**Task goal**
Your answer should be every line of the records that contains the word "JSON", copied as it stands.
** Data provided follows **
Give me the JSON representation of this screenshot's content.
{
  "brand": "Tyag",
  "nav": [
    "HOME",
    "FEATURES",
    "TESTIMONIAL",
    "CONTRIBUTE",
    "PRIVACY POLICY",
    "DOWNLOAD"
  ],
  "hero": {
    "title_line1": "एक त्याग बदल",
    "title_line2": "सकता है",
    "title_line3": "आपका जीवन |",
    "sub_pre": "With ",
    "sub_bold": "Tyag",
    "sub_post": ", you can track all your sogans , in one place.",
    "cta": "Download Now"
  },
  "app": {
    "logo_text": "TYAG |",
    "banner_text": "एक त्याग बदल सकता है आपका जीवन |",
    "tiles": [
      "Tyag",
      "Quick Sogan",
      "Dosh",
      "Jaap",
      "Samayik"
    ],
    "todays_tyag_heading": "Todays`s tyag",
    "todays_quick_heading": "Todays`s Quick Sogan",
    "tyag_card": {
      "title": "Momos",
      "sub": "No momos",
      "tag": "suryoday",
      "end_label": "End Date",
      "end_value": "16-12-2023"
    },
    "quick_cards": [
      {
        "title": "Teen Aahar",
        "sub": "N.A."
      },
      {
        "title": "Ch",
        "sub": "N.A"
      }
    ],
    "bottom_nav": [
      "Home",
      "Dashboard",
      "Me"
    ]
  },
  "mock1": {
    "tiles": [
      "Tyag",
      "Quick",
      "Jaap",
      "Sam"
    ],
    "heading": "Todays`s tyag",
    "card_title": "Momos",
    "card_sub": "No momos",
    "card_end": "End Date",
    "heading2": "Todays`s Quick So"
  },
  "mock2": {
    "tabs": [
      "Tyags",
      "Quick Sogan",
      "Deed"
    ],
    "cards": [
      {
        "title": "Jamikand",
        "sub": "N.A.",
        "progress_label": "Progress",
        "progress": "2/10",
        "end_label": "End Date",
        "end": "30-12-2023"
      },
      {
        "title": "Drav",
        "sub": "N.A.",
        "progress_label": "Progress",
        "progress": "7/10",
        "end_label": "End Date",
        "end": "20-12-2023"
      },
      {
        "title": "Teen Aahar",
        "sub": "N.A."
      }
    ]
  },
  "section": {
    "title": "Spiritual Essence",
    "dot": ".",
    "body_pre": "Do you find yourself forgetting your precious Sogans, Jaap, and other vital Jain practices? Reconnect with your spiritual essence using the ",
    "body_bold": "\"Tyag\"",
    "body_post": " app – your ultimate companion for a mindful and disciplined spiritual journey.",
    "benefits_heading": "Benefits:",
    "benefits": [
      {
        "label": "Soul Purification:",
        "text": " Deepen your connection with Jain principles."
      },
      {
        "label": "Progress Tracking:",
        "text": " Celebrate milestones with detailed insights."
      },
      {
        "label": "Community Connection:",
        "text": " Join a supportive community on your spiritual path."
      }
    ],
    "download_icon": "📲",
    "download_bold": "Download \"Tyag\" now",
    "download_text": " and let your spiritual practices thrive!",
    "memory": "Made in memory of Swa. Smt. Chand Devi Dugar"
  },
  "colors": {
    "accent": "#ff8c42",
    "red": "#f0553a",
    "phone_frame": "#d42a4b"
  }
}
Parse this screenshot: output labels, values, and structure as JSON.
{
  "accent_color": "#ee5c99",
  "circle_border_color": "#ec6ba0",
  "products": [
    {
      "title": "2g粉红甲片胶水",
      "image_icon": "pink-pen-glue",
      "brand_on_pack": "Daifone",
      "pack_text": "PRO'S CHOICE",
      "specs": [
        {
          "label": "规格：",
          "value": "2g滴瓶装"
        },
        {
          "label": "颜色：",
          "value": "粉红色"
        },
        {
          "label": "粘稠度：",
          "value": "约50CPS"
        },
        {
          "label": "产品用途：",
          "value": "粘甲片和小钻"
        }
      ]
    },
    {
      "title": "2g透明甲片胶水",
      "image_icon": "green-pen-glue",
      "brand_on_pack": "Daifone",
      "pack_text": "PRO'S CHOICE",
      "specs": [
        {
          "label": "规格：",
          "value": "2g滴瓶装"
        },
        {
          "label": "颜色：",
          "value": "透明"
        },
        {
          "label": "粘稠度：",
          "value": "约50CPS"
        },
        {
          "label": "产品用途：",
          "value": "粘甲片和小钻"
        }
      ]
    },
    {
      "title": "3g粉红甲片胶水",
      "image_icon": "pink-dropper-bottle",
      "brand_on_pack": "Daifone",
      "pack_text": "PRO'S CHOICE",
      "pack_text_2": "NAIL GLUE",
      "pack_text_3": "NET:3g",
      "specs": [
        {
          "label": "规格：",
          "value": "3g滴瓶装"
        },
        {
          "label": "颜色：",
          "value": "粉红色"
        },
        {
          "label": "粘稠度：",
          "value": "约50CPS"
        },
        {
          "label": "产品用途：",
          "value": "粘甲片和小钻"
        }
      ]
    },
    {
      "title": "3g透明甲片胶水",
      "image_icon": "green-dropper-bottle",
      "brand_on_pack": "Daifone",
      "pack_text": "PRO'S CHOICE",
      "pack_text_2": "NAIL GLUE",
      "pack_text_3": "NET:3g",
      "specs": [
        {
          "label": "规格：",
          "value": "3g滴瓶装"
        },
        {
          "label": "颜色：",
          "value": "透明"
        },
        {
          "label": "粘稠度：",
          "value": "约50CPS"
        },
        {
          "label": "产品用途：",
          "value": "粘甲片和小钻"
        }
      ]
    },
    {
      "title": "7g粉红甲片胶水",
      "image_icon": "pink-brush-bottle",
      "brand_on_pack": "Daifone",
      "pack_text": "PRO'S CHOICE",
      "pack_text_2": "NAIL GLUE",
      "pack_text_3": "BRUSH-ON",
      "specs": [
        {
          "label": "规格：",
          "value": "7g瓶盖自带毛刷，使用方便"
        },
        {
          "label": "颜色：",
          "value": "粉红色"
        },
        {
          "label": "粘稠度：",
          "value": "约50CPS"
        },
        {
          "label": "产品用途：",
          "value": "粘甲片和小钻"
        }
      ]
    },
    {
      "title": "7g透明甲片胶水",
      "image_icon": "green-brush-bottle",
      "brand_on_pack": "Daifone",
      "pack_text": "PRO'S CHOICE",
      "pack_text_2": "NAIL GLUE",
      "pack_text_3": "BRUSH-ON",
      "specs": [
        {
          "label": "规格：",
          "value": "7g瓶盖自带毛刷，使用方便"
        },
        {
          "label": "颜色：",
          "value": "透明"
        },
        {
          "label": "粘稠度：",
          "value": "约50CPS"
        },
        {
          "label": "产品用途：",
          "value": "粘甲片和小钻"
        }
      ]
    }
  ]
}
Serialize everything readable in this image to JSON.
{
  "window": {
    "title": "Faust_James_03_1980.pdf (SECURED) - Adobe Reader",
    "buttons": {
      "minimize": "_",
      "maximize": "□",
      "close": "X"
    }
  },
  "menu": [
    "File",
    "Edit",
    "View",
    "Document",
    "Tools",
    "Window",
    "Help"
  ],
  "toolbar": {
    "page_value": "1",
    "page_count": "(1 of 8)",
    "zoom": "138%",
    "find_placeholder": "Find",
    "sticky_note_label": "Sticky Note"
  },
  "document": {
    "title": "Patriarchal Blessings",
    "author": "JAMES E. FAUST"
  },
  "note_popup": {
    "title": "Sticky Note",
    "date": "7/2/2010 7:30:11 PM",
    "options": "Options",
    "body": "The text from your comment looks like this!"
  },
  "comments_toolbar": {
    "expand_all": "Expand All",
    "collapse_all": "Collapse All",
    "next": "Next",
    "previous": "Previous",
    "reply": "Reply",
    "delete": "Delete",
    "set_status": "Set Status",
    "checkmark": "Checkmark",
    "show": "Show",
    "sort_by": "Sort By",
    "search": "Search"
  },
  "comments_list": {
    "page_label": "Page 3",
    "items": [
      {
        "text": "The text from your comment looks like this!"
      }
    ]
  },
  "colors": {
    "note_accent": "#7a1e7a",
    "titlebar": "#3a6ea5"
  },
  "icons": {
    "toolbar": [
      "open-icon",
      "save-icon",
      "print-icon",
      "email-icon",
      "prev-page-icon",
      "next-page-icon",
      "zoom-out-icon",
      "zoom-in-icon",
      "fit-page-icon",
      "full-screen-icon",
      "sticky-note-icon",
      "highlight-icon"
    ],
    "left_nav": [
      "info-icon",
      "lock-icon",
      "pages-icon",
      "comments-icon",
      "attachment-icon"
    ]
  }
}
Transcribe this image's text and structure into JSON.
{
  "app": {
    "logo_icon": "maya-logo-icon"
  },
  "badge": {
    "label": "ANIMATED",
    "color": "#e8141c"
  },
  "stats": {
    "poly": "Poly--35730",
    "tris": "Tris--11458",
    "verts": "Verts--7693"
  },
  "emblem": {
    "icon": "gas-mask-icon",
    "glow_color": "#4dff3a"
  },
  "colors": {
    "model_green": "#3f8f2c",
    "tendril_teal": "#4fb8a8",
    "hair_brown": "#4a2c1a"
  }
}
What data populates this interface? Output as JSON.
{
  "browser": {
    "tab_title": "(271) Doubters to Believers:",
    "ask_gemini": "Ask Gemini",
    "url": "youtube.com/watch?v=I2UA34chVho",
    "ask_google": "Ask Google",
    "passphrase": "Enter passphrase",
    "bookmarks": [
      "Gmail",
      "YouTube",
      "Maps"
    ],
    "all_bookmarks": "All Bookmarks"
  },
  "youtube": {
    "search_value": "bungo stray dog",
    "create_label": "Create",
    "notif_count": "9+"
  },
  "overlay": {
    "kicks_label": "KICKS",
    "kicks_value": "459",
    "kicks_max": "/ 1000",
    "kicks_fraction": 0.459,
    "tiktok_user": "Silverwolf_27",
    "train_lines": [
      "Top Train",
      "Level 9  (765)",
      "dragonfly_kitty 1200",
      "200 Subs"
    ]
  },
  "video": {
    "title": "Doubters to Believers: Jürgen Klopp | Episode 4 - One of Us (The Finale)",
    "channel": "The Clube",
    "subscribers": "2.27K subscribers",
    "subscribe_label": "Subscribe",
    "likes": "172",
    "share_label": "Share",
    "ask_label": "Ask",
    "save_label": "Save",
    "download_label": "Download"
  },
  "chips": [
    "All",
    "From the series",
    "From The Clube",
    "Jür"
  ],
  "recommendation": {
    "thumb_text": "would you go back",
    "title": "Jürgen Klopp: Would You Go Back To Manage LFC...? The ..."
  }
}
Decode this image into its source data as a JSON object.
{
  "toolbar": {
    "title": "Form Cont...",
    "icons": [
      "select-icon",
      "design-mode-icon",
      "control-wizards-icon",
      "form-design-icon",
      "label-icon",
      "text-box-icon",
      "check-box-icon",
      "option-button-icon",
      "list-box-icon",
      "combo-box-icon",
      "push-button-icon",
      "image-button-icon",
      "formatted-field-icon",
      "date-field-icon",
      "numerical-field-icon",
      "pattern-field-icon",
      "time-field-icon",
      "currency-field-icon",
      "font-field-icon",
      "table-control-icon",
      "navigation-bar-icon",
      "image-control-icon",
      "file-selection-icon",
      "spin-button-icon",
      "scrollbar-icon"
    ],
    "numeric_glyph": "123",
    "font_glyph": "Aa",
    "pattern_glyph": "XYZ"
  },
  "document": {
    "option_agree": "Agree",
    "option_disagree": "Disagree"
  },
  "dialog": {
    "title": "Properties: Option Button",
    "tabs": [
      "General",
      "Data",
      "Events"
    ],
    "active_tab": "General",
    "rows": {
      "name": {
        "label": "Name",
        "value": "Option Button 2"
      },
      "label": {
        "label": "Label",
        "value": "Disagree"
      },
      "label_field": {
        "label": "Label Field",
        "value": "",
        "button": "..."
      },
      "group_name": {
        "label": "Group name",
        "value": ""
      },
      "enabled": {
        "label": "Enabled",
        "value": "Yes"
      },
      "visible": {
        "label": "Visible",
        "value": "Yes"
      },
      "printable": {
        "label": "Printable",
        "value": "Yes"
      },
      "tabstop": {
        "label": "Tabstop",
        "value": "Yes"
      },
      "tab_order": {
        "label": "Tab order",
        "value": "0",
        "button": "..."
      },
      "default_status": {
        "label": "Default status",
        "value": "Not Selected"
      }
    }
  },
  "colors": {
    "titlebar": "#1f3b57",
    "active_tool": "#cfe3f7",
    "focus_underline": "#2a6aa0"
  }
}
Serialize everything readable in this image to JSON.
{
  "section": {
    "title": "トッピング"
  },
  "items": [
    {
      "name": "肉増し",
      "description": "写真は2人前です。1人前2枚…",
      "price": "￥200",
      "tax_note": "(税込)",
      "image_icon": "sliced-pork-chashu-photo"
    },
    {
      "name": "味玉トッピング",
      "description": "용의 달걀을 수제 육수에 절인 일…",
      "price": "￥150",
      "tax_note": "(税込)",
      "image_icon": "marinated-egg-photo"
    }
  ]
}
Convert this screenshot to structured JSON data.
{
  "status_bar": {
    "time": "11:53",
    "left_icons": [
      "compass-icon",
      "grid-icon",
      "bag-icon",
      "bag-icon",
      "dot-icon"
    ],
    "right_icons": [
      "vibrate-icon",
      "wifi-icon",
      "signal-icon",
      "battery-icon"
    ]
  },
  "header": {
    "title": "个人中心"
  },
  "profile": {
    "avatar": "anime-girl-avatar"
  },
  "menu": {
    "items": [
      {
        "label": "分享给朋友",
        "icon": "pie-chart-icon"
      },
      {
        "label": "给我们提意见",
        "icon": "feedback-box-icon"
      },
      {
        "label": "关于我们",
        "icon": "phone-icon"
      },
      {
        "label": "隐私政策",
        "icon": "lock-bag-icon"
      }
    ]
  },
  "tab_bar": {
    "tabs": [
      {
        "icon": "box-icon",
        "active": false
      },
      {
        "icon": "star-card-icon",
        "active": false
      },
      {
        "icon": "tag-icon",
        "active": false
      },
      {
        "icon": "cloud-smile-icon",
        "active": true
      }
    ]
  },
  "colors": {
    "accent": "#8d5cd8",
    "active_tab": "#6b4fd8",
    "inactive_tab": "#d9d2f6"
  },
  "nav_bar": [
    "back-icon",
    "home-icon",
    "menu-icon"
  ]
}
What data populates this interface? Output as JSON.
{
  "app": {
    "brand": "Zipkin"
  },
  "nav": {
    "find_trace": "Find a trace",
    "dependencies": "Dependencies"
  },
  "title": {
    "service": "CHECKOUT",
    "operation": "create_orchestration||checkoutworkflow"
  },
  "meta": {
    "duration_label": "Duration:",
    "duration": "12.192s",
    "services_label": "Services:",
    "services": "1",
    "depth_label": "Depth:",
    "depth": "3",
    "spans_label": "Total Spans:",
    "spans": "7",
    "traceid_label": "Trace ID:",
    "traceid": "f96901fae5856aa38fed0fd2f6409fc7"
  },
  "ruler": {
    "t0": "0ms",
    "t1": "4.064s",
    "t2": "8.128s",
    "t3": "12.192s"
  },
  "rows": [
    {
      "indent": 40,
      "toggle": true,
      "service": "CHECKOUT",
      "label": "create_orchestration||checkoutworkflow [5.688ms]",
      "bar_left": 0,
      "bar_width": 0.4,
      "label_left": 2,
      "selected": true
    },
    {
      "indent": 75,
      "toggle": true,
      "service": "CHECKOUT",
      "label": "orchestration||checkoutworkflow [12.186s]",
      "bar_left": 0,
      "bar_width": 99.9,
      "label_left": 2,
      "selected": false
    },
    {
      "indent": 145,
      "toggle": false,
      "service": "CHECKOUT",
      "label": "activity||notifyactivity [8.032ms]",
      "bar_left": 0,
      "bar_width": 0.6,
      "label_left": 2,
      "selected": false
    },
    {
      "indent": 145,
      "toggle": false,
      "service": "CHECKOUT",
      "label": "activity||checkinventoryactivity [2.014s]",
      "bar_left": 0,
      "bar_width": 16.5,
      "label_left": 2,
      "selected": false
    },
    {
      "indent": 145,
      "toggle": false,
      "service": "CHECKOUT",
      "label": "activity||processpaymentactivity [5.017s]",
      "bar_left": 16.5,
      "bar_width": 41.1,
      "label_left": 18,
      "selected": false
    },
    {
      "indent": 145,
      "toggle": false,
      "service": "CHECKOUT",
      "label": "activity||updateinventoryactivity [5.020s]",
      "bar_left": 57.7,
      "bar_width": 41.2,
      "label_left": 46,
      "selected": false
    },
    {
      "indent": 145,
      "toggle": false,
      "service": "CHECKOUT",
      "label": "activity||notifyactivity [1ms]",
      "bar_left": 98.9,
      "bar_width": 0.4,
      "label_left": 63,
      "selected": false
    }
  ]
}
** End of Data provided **
**Task response**
Give me the JSON representation of this screenshot's content.
Parse this screenshot: output labels, values, and structure as JSON.
Serialize everything readable in this image to JSON.
Transcribe this image's text and structure into JSON.
What data populates this interface? Output as JSON.
Decode this image into its source data as a JSON object.
Serialize everything readable in this image to JSON.
Convert this screenshot to structured JSON data.
What data populates this interface? Output as JSON.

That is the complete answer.